(Interface dataset entries)
=== Begin Enclosure ===

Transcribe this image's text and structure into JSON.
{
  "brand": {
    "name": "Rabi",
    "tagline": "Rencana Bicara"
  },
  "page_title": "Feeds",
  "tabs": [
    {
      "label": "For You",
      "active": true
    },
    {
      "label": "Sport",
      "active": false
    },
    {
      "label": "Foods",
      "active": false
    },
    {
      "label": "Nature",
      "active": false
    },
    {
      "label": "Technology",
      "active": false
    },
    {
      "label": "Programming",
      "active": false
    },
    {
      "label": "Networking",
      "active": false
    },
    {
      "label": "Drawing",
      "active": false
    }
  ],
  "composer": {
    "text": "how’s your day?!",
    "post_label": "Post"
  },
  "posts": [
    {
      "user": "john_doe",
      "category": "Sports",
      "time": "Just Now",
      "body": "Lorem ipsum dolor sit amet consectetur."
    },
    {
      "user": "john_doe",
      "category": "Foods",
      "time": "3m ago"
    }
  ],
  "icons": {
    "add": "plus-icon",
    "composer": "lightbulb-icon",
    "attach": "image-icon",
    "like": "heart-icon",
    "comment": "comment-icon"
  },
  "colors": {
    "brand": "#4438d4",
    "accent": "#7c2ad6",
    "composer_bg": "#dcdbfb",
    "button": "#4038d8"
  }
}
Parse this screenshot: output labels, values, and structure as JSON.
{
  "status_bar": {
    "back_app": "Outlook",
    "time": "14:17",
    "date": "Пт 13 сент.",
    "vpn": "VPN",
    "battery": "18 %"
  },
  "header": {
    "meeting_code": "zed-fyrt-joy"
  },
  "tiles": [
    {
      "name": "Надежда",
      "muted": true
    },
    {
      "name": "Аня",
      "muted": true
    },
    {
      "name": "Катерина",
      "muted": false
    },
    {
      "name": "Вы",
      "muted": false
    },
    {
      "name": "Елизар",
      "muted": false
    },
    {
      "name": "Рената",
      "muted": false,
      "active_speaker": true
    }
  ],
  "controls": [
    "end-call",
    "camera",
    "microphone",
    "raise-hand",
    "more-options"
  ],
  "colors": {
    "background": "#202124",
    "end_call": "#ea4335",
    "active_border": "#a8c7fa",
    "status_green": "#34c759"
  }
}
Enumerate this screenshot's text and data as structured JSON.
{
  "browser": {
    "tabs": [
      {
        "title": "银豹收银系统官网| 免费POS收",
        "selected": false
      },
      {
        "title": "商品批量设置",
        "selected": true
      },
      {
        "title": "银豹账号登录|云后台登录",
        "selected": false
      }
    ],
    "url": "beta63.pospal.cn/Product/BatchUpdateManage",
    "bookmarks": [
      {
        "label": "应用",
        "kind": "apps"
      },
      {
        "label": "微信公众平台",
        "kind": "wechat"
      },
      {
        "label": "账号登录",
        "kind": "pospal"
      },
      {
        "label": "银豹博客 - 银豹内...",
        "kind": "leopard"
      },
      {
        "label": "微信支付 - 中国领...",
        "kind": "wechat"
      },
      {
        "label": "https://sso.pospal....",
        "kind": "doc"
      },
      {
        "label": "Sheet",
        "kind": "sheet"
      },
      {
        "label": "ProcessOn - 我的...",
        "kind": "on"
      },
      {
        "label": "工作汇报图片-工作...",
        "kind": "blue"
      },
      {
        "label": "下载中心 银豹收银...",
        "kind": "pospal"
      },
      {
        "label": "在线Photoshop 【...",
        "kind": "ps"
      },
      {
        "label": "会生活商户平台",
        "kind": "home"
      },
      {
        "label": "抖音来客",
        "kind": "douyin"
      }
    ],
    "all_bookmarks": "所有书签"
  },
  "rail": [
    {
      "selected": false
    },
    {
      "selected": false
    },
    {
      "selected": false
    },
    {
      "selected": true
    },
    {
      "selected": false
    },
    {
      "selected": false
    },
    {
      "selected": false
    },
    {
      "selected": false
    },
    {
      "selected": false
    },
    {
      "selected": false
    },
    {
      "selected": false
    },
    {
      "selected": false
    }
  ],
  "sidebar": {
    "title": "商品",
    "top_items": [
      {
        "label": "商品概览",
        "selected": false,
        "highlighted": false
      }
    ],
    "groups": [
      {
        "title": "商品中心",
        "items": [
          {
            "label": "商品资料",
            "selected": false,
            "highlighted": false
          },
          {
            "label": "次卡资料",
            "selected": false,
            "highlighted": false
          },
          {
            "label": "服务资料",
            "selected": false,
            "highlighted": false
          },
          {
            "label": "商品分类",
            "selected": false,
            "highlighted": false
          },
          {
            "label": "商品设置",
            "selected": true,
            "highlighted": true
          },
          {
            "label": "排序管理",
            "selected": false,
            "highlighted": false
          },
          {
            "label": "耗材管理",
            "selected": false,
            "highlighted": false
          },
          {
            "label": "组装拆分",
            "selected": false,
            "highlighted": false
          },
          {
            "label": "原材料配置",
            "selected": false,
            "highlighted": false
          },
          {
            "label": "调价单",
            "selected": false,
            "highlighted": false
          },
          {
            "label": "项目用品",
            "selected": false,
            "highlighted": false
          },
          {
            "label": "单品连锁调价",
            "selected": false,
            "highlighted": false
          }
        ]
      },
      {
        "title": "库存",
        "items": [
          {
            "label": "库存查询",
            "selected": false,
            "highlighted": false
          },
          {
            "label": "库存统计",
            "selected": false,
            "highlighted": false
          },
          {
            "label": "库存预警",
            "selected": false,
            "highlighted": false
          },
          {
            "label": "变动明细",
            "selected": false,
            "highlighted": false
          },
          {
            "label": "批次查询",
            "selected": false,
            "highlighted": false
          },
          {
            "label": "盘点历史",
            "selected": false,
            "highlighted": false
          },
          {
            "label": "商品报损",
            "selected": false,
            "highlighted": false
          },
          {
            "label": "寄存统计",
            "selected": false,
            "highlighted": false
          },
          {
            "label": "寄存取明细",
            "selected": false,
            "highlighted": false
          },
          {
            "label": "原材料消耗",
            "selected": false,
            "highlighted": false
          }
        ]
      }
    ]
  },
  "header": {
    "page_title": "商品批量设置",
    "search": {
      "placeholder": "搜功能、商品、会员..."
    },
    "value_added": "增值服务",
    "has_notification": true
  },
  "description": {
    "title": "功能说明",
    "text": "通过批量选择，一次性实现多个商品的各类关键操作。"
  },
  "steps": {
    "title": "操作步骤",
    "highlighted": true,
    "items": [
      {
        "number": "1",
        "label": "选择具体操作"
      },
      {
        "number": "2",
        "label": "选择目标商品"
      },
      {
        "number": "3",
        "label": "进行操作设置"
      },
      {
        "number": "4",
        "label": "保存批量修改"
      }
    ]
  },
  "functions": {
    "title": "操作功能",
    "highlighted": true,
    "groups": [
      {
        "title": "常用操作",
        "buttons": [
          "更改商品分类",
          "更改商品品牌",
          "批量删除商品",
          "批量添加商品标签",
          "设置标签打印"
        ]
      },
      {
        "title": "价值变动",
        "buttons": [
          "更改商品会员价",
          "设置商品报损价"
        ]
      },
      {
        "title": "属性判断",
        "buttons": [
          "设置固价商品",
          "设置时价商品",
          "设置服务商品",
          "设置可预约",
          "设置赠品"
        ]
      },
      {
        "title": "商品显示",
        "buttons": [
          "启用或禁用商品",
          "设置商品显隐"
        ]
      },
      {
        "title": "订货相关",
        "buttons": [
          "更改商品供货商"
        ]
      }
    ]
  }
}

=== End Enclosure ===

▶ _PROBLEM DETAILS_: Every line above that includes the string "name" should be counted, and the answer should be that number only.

▶ _YOUR RESPONSE_: 7